- Published on Sunday, 12 October 2014 18:58
by Joshua Greschner
When contemplative silence settles among the wooden desks, among the aging ochre pages, thoughts tingle, thighs shuffle and silently, galaxies within the empty space of O’s swim in circles.
Walled within 3 barren slabs of diffidence, but with her back exposed, she tilts her head at a studious angle, draped in wild hair harangued, then negotiated into X’s of bobby pins like slanted crosses. Her fingertips, drifting over waves of frozen text, have yet to callous like the Weaving Woman’s, a widow of the sea, a master of delicacy and attentiveness.
Waves whip the coast, and tails lash at the sky. “Only strings,” mutters the Weaving Woman, embroidering details of her life: birth, mid-age and resolution against dying. What happens when the ship doesn’t fully sink, when the line snaps but stays lodged inside? The knowing don’t speculate. “It’ll wash up,” she says, assuredly, “sure as hell along with everything.”
Within the library’s silence, my gaze lingers. She gets up, drinks from the fountain. I follow, hiding among shelves of towering ruin. She walks back intently, free from reticence, her arms dangle uncrossed, like tranquilized vines on a tree slipping out of the forest, unnoticed. She runs bare fingers through matted and ferocious hair, cuts loose the weak ties and shakes free her head. Wreckage spins and disintegrates within hurricanes forming and calming. Ancient history resuscitates, to die within moments. Bare fingers emerge from rapture like blanched pillars, uneroded. After fastening shut the ocean, she turns and looks at me.
I, standing naked in my shameless voyeurism, droplets diving down my temple, pooling on the indifferent floor, get a sudden impulse to plunge into the water, to hide from the tempestuous stare of the shore. She recoils, gathers her things and leaves.
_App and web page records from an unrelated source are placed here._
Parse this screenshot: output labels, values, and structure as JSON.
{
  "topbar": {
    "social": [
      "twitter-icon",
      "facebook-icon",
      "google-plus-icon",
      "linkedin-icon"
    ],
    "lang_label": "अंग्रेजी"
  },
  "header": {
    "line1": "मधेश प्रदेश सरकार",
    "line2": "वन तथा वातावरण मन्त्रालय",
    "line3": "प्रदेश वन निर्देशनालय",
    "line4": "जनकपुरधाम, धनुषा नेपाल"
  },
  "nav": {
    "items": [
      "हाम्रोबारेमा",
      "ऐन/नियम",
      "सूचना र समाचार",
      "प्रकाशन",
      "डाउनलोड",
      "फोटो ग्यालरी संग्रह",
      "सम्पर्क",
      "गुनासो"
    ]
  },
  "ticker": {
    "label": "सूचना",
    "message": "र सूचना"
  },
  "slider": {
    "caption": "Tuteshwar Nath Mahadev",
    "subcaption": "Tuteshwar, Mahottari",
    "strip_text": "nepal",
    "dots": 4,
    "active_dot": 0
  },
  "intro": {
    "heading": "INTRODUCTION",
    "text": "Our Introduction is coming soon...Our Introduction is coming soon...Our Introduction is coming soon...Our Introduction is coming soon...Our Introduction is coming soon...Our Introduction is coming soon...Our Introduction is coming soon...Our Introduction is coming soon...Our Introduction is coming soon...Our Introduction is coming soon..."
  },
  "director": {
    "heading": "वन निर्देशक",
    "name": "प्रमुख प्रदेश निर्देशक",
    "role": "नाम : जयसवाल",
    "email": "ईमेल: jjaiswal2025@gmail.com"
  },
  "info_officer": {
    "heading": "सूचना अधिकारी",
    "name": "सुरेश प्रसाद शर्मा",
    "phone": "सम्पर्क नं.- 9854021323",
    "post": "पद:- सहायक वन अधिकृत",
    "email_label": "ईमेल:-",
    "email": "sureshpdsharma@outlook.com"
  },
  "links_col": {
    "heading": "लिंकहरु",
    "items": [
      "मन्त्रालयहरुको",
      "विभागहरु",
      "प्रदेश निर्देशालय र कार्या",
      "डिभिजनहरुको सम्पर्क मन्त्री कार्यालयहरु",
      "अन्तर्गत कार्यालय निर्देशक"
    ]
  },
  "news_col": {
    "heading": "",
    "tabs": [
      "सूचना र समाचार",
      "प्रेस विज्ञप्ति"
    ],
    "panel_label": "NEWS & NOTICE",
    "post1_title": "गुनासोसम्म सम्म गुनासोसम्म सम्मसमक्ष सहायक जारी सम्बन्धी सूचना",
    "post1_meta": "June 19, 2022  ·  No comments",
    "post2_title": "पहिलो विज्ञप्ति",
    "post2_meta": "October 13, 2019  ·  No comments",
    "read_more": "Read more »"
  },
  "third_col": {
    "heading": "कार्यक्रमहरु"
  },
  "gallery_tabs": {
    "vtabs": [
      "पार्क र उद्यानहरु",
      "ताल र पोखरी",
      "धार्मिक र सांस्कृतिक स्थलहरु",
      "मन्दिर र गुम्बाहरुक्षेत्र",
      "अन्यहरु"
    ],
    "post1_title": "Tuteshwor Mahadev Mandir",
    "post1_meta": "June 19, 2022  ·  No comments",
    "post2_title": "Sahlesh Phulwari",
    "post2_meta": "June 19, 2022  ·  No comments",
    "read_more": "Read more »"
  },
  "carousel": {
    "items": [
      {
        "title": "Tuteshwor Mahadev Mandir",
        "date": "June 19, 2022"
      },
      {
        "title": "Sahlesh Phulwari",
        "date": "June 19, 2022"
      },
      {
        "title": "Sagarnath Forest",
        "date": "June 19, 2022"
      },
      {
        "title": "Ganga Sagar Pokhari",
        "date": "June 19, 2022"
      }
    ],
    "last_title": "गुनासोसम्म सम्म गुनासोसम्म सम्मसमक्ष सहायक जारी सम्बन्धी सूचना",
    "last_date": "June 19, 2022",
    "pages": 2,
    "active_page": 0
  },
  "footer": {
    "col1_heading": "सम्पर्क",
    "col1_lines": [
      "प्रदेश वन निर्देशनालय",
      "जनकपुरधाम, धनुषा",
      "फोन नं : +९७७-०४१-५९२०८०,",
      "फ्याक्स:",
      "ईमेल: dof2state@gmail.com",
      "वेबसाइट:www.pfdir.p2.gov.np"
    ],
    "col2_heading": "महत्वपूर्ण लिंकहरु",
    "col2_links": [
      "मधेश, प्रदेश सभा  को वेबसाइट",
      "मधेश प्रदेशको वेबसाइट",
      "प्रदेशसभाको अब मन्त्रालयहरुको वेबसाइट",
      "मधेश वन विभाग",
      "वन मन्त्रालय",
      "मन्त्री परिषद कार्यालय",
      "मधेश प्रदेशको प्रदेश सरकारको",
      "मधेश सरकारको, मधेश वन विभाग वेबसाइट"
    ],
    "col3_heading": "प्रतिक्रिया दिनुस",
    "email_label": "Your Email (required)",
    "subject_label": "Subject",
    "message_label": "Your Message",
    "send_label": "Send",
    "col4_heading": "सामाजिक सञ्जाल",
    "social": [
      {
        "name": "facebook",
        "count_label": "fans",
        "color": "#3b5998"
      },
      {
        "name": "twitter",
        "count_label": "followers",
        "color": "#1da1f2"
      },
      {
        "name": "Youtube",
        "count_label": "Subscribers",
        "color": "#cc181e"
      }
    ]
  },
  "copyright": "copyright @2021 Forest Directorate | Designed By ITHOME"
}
I sit back down. My sweat dries.
The Weaving Woman bites the final thread of a pall-thin blanket, with her remaining shards of teeth, without her cloudy eyes.